"Rush to the synagogue where blood-red flames are burning in the Holy Ark. Hurry before the fire spreads to the rest of the city!"
This was what the shamash of the Eliyahu Hanavi Synagogue in Old Jerusalem heard in the middle of the night from a mysterious stranger standing next to his bed.
When he reached the synagogue and opened the ark he saw no flames, only the Torah scrolls and a bottle of wine he had placed there for kiddush on Shabbat eve. But the bottle was not in the spot where he had placed it. His suspicion was aroused and he examined the contents of the bottle. He discovered that it was filled with blood! He quickly poured out the blood and refilled the bottle with wine.

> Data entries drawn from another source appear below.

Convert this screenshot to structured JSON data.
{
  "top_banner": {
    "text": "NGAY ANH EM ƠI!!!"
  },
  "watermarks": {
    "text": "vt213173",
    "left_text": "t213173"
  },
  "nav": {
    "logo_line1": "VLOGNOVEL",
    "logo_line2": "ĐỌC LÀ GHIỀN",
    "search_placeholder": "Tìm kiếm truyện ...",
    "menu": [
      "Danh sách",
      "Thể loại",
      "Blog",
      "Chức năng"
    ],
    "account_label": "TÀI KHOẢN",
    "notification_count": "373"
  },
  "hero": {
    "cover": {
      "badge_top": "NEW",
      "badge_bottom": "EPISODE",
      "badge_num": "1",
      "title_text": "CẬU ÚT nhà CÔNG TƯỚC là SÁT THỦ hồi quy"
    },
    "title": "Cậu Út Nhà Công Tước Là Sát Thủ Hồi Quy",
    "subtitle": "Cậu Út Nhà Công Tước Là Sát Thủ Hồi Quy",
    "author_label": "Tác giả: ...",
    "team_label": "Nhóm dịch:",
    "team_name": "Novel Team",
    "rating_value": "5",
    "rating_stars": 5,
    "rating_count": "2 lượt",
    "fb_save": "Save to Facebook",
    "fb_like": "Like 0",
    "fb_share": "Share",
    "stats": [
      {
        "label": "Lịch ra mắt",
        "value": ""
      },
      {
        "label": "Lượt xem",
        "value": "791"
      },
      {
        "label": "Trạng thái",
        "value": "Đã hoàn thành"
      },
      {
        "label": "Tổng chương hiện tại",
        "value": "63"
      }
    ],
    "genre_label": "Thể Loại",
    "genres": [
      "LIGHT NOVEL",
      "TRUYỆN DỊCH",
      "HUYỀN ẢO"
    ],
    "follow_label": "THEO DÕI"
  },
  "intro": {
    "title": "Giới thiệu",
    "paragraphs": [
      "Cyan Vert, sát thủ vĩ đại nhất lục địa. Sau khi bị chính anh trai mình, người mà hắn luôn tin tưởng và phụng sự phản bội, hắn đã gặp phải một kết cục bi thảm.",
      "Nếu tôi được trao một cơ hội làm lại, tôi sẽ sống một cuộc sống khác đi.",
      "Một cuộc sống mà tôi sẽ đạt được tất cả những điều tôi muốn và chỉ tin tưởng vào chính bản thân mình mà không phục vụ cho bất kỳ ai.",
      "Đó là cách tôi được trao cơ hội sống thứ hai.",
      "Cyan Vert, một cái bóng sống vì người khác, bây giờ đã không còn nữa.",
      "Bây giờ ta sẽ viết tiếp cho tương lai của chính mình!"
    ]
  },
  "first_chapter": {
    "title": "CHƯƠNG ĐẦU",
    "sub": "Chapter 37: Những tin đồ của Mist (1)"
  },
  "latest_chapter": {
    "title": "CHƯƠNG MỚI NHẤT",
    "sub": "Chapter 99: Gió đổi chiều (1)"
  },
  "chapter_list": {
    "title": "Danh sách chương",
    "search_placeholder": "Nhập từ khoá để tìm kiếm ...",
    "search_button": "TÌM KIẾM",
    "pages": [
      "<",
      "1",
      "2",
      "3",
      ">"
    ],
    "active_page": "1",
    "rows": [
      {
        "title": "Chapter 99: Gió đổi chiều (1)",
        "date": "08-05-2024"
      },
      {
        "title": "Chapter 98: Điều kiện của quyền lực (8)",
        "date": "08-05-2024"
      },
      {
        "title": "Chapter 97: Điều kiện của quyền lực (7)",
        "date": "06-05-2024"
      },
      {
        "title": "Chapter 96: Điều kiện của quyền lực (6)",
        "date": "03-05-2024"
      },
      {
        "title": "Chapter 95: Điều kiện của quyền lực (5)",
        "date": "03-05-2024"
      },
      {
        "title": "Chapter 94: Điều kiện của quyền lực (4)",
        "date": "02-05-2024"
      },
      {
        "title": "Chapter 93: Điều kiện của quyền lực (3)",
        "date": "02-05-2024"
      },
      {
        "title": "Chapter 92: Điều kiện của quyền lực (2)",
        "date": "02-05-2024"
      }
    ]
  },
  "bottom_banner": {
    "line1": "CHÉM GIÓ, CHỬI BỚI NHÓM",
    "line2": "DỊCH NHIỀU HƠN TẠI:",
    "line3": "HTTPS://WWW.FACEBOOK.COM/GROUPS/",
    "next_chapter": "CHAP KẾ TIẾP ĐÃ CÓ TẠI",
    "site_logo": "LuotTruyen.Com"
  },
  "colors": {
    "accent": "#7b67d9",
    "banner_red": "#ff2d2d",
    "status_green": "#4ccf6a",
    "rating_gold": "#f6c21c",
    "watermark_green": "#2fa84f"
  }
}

The next morning the Moslem ruler of Jerusalem, accompanied by the Greek Patriarch and a Greek citizen, burst into the synagogue announcing that the priests had charged that Jews had murdered a Christian child in order to use his blood for sacramental purposes. An order was given to open the Holy Ark and the Greek shouted that it contained the blood of the child. But when the Patriarch opened the bottle and poured some of its contents into a glass it became clear that the guilty party was the Greek who had falsely accused the Jews.
The Moslem pasha leading the investigation was so angry with the Greek that he drew his sword to kill him. But the Patriarch held him back, declaring that it was wrong to shed blood in a holy place. Outside the synagogue the Greek confessed to the murder before being put to death.
The shamash and all the Jews of the city then understood the meaning of the mysterious warning about flames in the Holy Ark.